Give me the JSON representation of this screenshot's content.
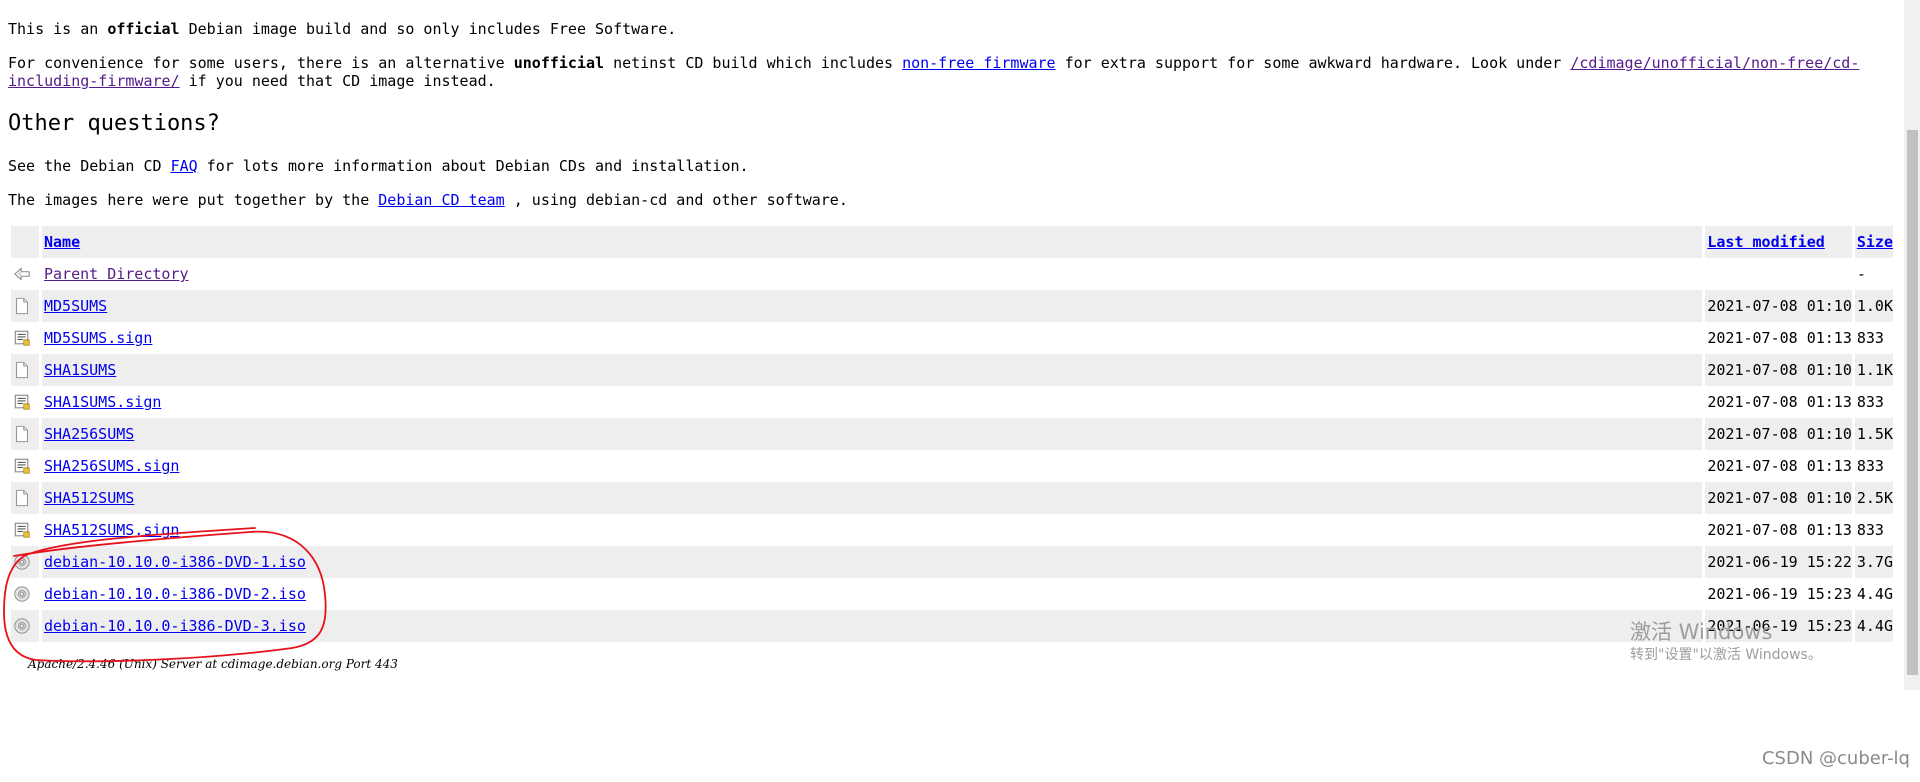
{
  "intro": {
    "p1_pre": "This is an ",
    "p1_bold": "official",
    "p1_post": " Debian image build and so only includes Free Software.",
    "p2_pre": "For convenience for some users, there is an alternative ",
    "p2_bold": "unofficial",
    "p2_mid1": " netinst CD build which includes ",
    "p2_link1": "non-free firmware",
    "p2_mid2": " for extra support for some awkward hardware. Look under ",
    "p2_link2": "/cdimage/unofficial/non-free/cd-including-firmware/",
    "p2_post": " if you need that CD image instead."
  },
  "questions": {
    "heading": "Other questions?",
    "p3_pre": "See the Debian CD ",
    "p3_link": "FAQ",
    "p3_post": " for lots more information about Debian CDs and installation.",
    "p4_pre": "The images here were put together by the ",
    "p4_link": "Debian CD team",
    "p4_post": " , using debian-cd and other software."
  },
  "listing": {
    "headers": {
      "name": "Name",
      "modified": "Last modified",
      "size": "Size"
    },
    "parent": {
      "name": "Parent Directory",
      "size": "-"
    },
    "rows": [
      {
        "name": "MD5SUMS",
        "modified": "2021-07-08 01:10",
        "size": "1.0K",
        "icon": "text-file-icon"
      },
      {
        "name": "MD5SUMS.sign",
        "modified": "2021-07-08 01:13",
        "size": "833",
        "icon": "signature-file-icon"
      },
      {
        "name": "SHA1SUMS",
        "modified": "2021-07-08 01:10",
        "size": "1.1K",
        "icon": "text-file-icon"
      },
      {
        "name": "SHA1SUMS.sign",
        "modified": "2021-07-08 01:13",
        "size": "833",
        "icon": "signature-file-icon"
      },
      {
        "name": "SHA256SUMS",
        "modified": "2021-07-08 01:10",
        "size": "1.5K",
        "icon": "text-file-icon"
      },
      {
        "name": "SHA256SUMS.sign",
        "modified": "2021-07-08 01:13",
        "size": "833",
        "icon": "signature-file-icon"
      },
      {
        "name": "SHA512SUMS",
        "modified": "2021-07-08 01:10",
        "size": "2.5K",
        "icon": "text-file-icon"
      },
      {
        "name": "SHA512SUMS.sign",
        "modified": "2021-07-08 01:13",
        "size": "833",
        "icon": "signature-file-icon"
      },
      {
        "name": "debian-10.10.0-i386-DVD-1.iso",
        "modified": "2021-06-19 15:22",
        "size": "3.7G",
        "icon": "disc-image-icon"
      },
      {
        "name": "debian-10.10.0-i386-DVD-2.iso",
        "modified": "2021-06-19 15:23",
        "size": "4.4G",
        "icon": "disc-image-icon"
      },
      {
        "name": "debian-10.10.0-i386-DVD-3.iso",
        "modified": "2021-06-19 15:23",
        "size": "4.4G",
        "icon": "disc-image-icon"
      }
    ]
  },
  "footer": {
    "address": "Apache/2.4.46 (Unix) Server at cdimage.debian.org Port 443"
  },
  "watermark": {
    "line1": "激活 Windows",
    "line2": "转到\"设置\"以激活 Windows。"
  },
  "csdn": "CSDN @cuber-lq",
  "colors": {
    "link": "#0000ee",
    "visited": "#551a8b",
    "row_alt": "#eeeeee",
    "annotation": "#e8101a"
  }
}
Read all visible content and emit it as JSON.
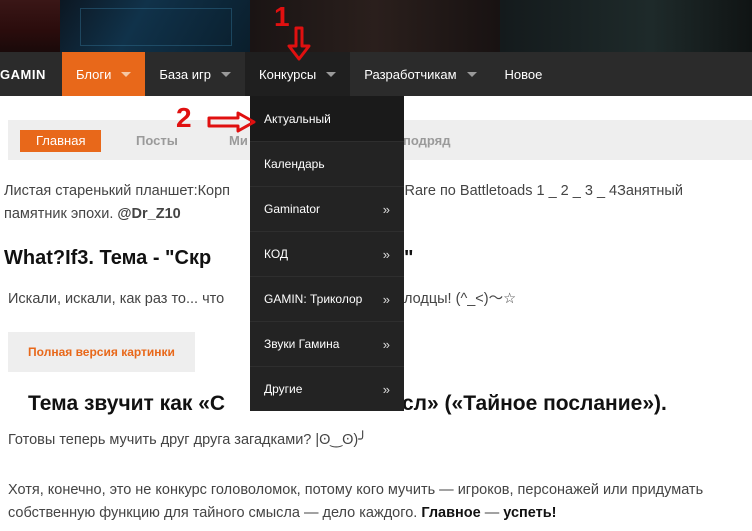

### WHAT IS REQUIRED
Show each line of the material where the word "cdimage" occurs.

### TASK RESULT
    "p2_link2": "/cdimage/unofficial/non-free/cd-including-firmware/",
    "address": "Apache/2.4.46 (Unix) Server at cdimage.debian.org Port 443"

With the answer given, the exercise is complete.